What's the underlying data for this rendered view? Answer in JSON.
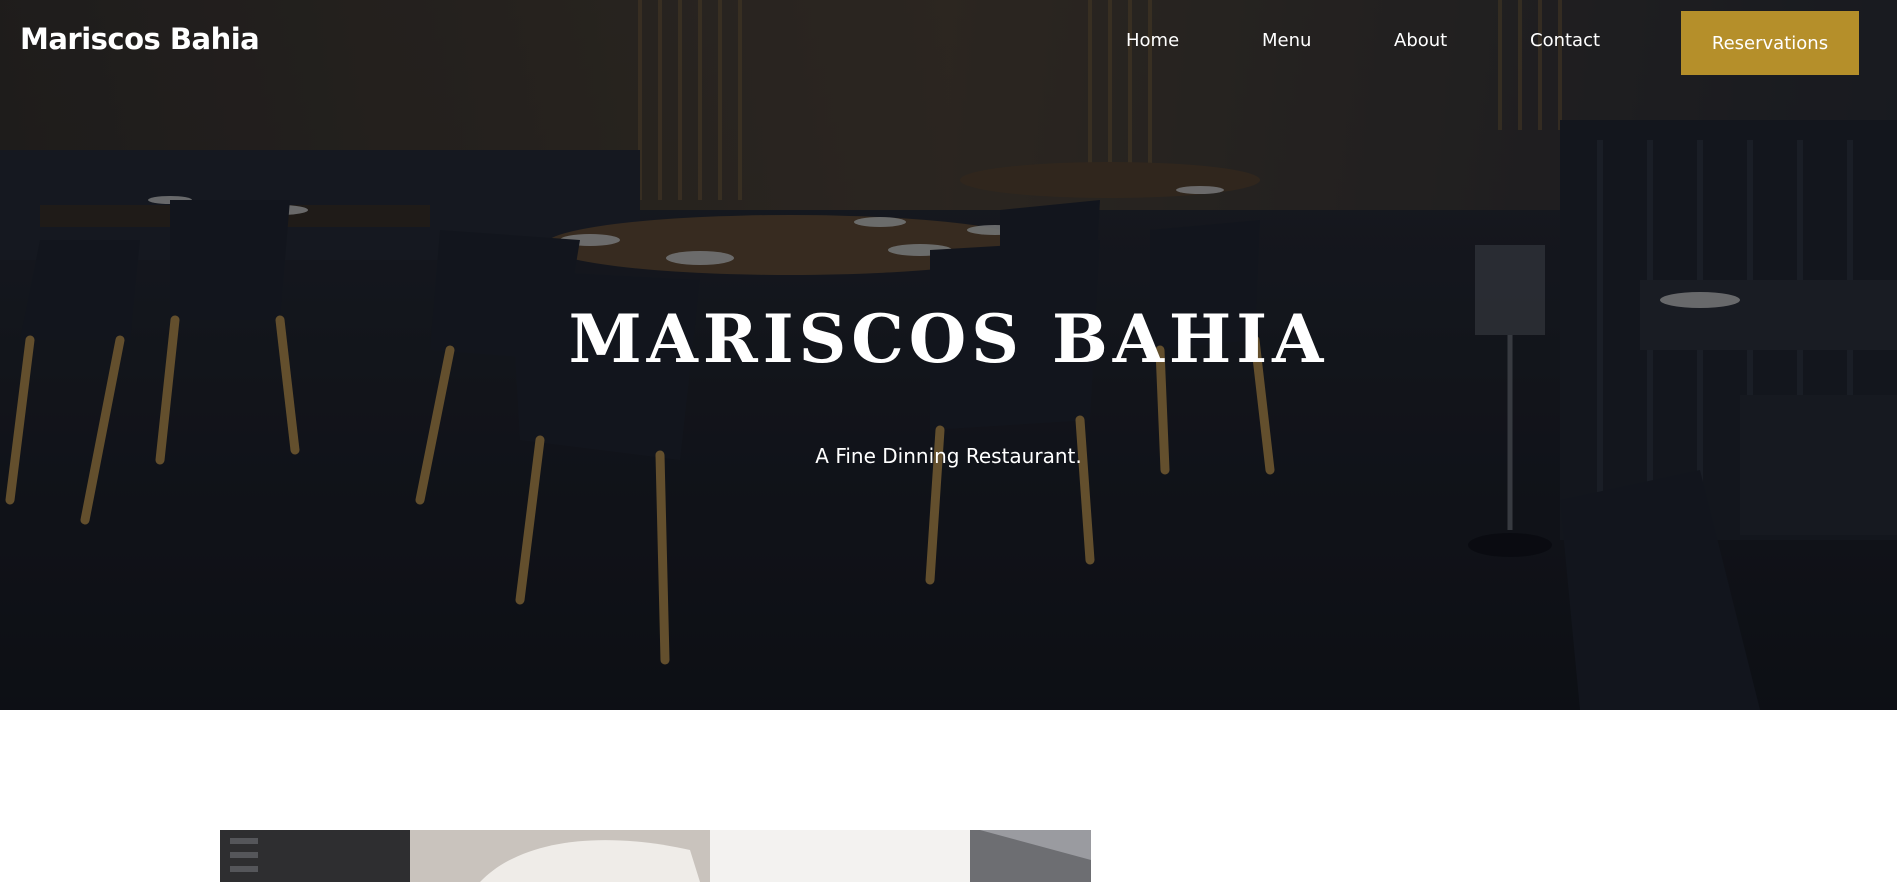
{
  "nav": {
    "brand": "Mariscos Bahia",
    "links": [
      "Home",
      "Menu",
      "About",
      "Contact"
    ],
    "cta": "Reservations"
  },
  "hero": {
    "title": "MARISCOS BAHIA",
    "subtitle": "A Fine Dinning Restaurant."
  },
  "colors": {
    "accent": "#b58f2a",
    "hero_overlay": "#1b1c22",
    "text_on_hero": "#ffffff"
  },
  "icons": {}
}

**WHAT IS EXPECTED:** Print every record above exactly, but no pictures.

**WRITTEN SOLUTION:**
What's the underlying data for this rendered view? Answer in JSON.
{
  "nav": {
    "brand": "Mariscos Bahia",
    "links": [
      "Home",
      "Menu",
      "About",
      "Contact"
    ],
    "cta": "Reservations"
  },
  "hero": {
    "title": "MARISCOS BAHIA",
    "subtitle": "A Fine Dinning Restaurant."
  },
  "colors": {
    "accent": "#b58f2a",
    "hero_overlay": "#1b1c22",
    "text_on_hero": "#ffffff"
  },
  "icons": {}
}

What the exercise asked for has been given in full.